The overall religious composition of the adult population in the U.S. is about the same as it was last year, with the significant majority of Americans identifying with either the Protestant or Catholic faith, along with about one in five who say they have no formal religious identity. Americans are also about as religious this year as last year, based on their self-reported church attendance and the importance of religion in their lives. Two-thirds of Americans are either highly or moderately religious.

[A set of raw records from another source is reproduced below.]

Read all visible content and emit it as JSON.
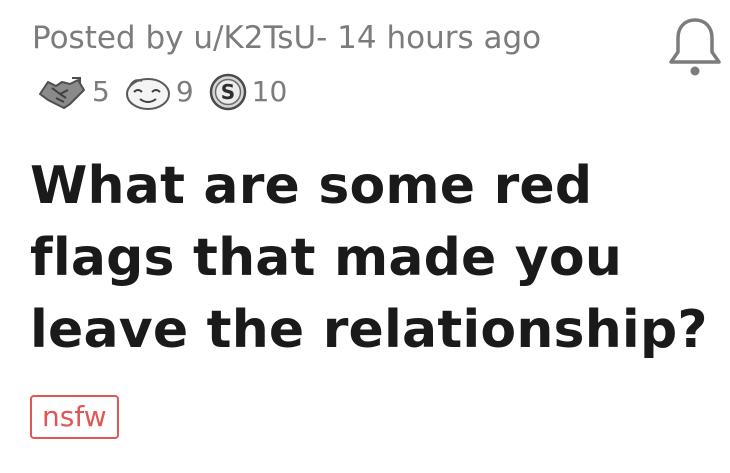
{
  "post": {
    "meta": "Posted by u/K2TsU- 14 hours ago",
    "awards": [
      {
        "icon": "handshake-award-icon",
        "count": "5"
      },
      {
        "icon": "wholesome-award-icon",
        "count": "9"
      },
      {
        "icon": "silver-coin-award-icon",
        "count": "10"
      }
    ],
    "title": "What are some red flags that made you leave the relationship?",
    "flair": "nsfw"
  },
  "icons": {
    "notification": "bell-icon"
  },
  "colors": {
    "meta_text": "#7c7c7c",
    "title_text": "#1a1a1b",
    "flair": "#e05654"
  }
}
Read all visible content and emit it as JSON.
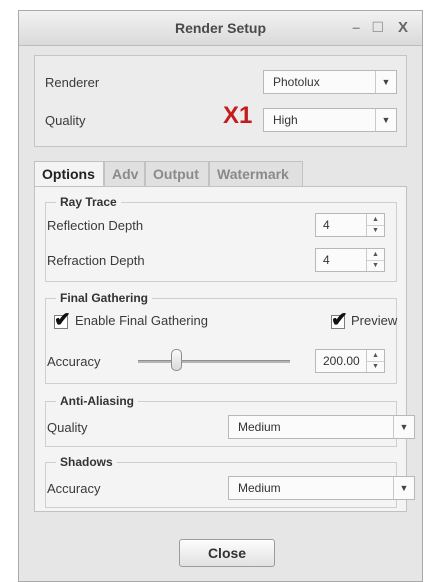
{
  "window": {
    "title": "Render Setup",
    "controls": {
      "minimize": "–",
      "maximize": "☐",
      "close": "X"
    }
  },
  "top": {
    "renderer_label": "Renderer",
    "renderer_value": "Photolux",
    "quality_label": "Quality",
    "quality_value": "High",
    "annotation": "X1"
  },
  "tabs": [
    "Options",
    "Adv",
    "Output",
    "Watermark"
  ],
  "ray_trace": {
    "legend": "Ray Trace",
    "reflection_label": "Reflection Depth",
    "reflection_value": "4",
    "refraction_label": "Refraction Depth",
    "refraction_value": "4"
  },
  "final_gathering": {
    "legend": "Final Gathering",
    "enable_label": "Enable Final Gathering",
    "enable_checked": true,
    "preview_label": "Preview",
    "preview_checked": true,
    "accuracy_label": "Accuracy",
    "accuracy_value": "200.00",
    "accuracy_slider_fraction": 0.25
  },
  "anti_aliasing": {
    "legend": "Anti-Aliasing",
    "quality_label": "Quality",
    "quality_value": "Medium"
  },
  "shadows": {
    "legend": "Shadows",
    "accuracy_label": "Accuracy",
    "accuracy_value": "Medium"
  },
  "footer": {
    "close_label": "Close"
  },
  "icons": {
    "dropdown": "▼",
    "spin_up": "▲",
    "spin_down": "▼",
    "checkmark": "✔"
  }
}
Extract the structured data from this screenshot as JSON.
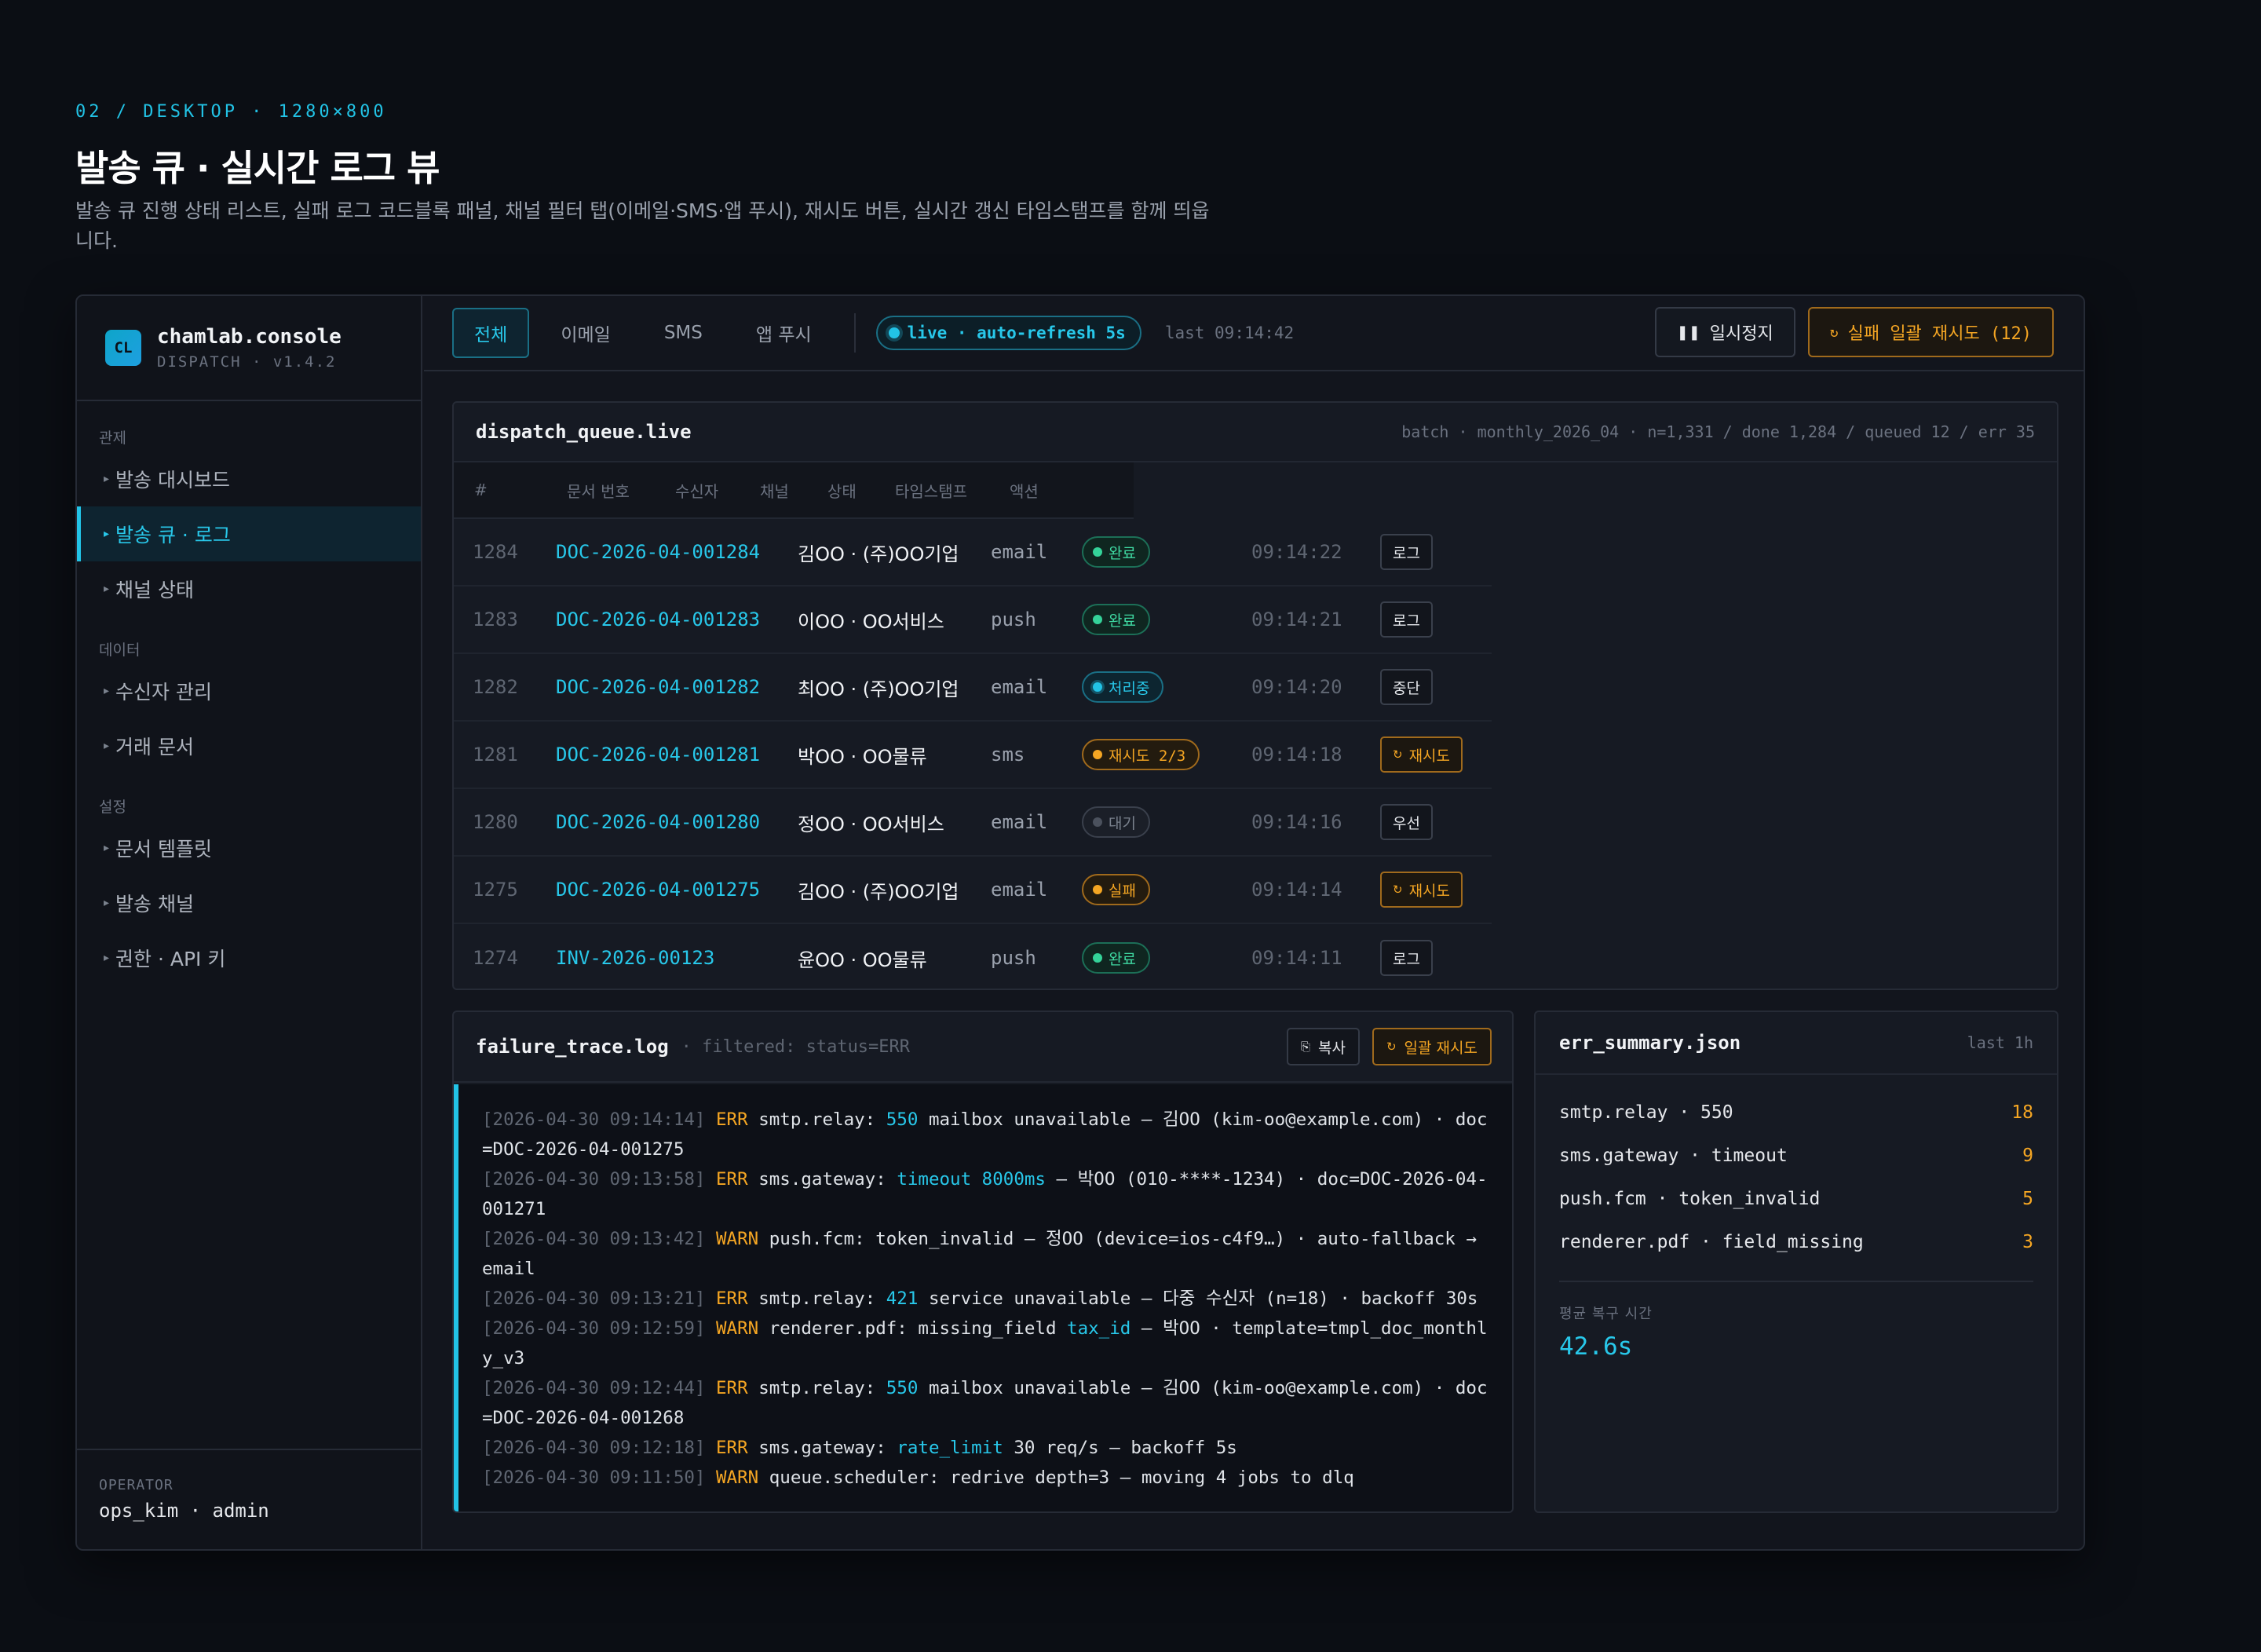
{
  "header": {
    "eyebrow": "02 / DESKTOP · 1280×800",
    "title": "발송 큐 · 실시간 로그 뷰",
    "description": "발송 큐 진행 상태 리스트, 실패 로그 코드블록 패널, 채널 필터 탭(이메일·SMS·앱 푸시), 재시도 버튼, 실시간 갱신 타임스탬프를 함께 띄웁니다."
  },
  "brand": {
    "logo": "CL",
    "name": "chamlab.console",
    "sub": "DISPATCH · v1.4.2"
  },
  "sidebar": {
    "sections": [
      {
        "heading": "관제",
        "items": [
          "발송 대시보드",
          "발송 큐 · 로그",
          "채널 상태"
        ]
      },
      {
        "heading": "데이터",
        "items": [
          "수신자 관리",
          "거래 문서"
        ]
      },
      {
        "heading": "설정",
        "items": [
          "문서 템플릿",
          "발송 채널",
          "권한 · API 키"
        ]
      }
    ],
    "active_item": "발송 큐 · 로그",
    "operator_label": "OPERATOR",
    "operator_value": "ops_kim · admin"
  },
  "topbar": {
    "tabs": [
      "전체",
      "이메일",
      "SMS",
      "앱 푸시"
    ],
    "active_tab": "전체",
    "live_label": "live · auto-refresh 5s",
    "last_updated": "last 09:14:42",
    "pause_label": "일시정지",
    "pause_icon": "pause-icon",
    "retry_all_label": "실패 일괄 재시도 (12)",
    "retry_icon": "refresh-icon"
  },
  "queue": {
    "title": "dispatch_queue.live",
    "meta": "batch · monthly_2026_04 · n=1,331 / done 1,284 / queued 12 / err 35",
    "columns": [
      "#",
      "문서 번호",
      "수신자",
      "채널",
      "상태",
      "타임스탬프",
      "액션"
    ],
    "rows": [
      {
        "num": "1284",
        "doc": "DOC-2026-04-001284",
        "recipient": "김OO · (주)OO기업",
        "channel": "email",
        "status": "완료",
        "status_type": "done",
        "time": "09:14:22",
        "action": "로그",
        "action_type": "normal"
      },
      {
        "num": "1283",
        "doc": "DOC-2026-04-001283",
        "recipient": "이OO · OO서비스",
        "channel": "push",
        "status": "완료",
        "status_type": "done",
        "time": "09:14:21",
        "action": "로그",
        "action_type": "normal"
      },
      {
        "num": "1282",
        "doc": "DOC-2026-04-001282",
        "recipient": "최OO · (주)OO기업",
        "channel": "email",
        "status": "처리중",
        "status_type": "proc",
        "time": "09:14:20",
        "action": "중단",
        "action_type": "normal"
      },
      {
        "num": "1281",
        "doc": "DOC-2026-04-001281",
        "recipient": "박OO · OO물류",
        "channel": "sms",
        "status": "재시도 2/3",
        "status_type": "retry",
        "time": "09:14:18",
        "action": "재시도",
        "action_type": "warn"
      },
      {
        "num": "1280",
        "doc": "DOC-2026-04-001280",
        "recipient": "정OO · OO서비스",
        "channel": "email",
        "status": "대기",
        "status_type": "wait",
        "time": "09:14:16",
        "action": "우선",
        "action_type": "normal"
      },
      {
        "num": "1275",
        "doc": "DOC-2026-04-001275",
        "recipient": "김OO · (주)OO기업",
        "channel": "email",
        "status": "실패",
        "status_type": "fail",
        "time": "09:14:14",
        "action": "재시도",
        "action_type": "warn"
      },
      {
        "num": "1274",
        "doc": "INV-2026-00123",
        "recipient": "윤OO · OO물류",
        "channel": "push",
        "status": "완료",
        "status_type": "done",
        "time": "09:14:11",
        "action": "로그",
        "action_type": "normal"
      }
    ]
  },
  "trace": {
    "title": "failure_trace.log",
    "filter": "· filtered: status=ERR",
    "copy_label": "복사",
    "copy_icon": "copy-icon",
    "retry_label": "일괄 재시도",
    "lines": [
      {
        "ts": "[2026-04-30 09:14:14]",
        "level": "ERR",
        "parts": [
          [
            "smtp.relay: ",
            ""
          ],
          [
            "550",
            "hl"
          ],
          [
            " mailbox unavailable — 김OO (kim-oo@example.com) · doc=DOC-2026-04-001275",
            ""
          ]
        ]
      },
      {
        "ts": "[2026-04-30 09:13:58]",
        "level": "ERR",
        "parts": [
          [
            "sms.gateway: ",
            ""
          ],
          [
            "timeout 8000ms",
            "hl"
          ],
          [
            " — 박OO (010-****-1234) · doc=DOC-2026-04-001271",
            ""
          ]
        ]
      },
      {
        "ts": "[2026-04-30 09:13:42]",
        "level": "WARN",
        "parts": [
          [
            "push.fcm: token_invalid — 정OO (device=ios-c4f9…) · auto-fallback → email",
            ""
          ]
        ]
      },
      {
        "ts": "[2026-04-30 09:13:21]",
        "level": "ERR",
        "parts": [
          [
            "smtp.relay: ",
            ""
          ],
          [
            "421",
            "hl"
          ],
          [
            " service unavailable — 다중 수신자 (n=18) · backoff 30s",
            ""
          ]
        ]
      },
      {
        "ts": "[2026-04-30 09:12:59]",
        "level": "WARN",
        "parts": [
          [
            "renderer.pdf: missing_field ",
            ""
          ],
          [
            "tax_id",
            "hl"
          ],
          [
            " — 박OO · template=tmpl_doc_monthly_v3",
            ""
          ]
        ]
      },
      {
        "ts": "[2026-04-30 09:12:44]",
        "level": "ERR",
        "parts": [
          [
            "smtp.relay: ",
            ""
          ],
          [
            "550",
            "hl"
          ],
          [
            " mailbox unavailable — 김OO (kim-oo@example.com) · doc=DOC-2026-04-001268",
            ""
          ]
        ]
      },
      {
        "ts": "[2026-04-30 09:12:18]",
        "level": "ERR",
        "parts": [
          [
            "sms.gateway: ",
            ""
          ],
          [
            "rate_limit",
            "hl"
          ],
          [
            " 30 req/s — backoff 5s",
            ""
          ]
        ]
      },
      {
        "ts": "[2026-04-30 09:11:50]",
        "level": "WARN",
        "parts": [
          [
            "queue.scheduler: redrive depth=3 — moving 4 jobs to dlq",
            ""
          ]
        ]
      }
    ]
  },
  "errors": {
    "title": "err_summary.json",
    "range": "last 1h",
    "items": [
      {
        "name": "smtp.relay · 550",
        "count": "18"
      },
      {
        "name": "sms.gateway · timeout",
        "count": "9"
      },
      {
        "name": "push.fcm · token_invalid",
        "count": "5"
      },
      {
        "name": "renderer.pdf · field_missing",
        "count": "3"
      }
    ],
    "mttr_label": "평균 복구 시간",
    "mttr_value": "42.6s"
  },
  "colors": {
    "accent": "#22c3e6",
    "warning": "#f5a623",
    "success": "#34d399",
    "background": "#0b0e14"
  }
}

The basic pattern of association between Republican partisan identity and higher levels of religiosity continued in 2017, with the associated finding that Trump does better among those who are highly religious than among those who are less religious. The relationship between religiosity and Trump approval is primarily found among non-Hispanic white Americans; nonwhites give Trump very low job approval ratings regardless of their religiosity.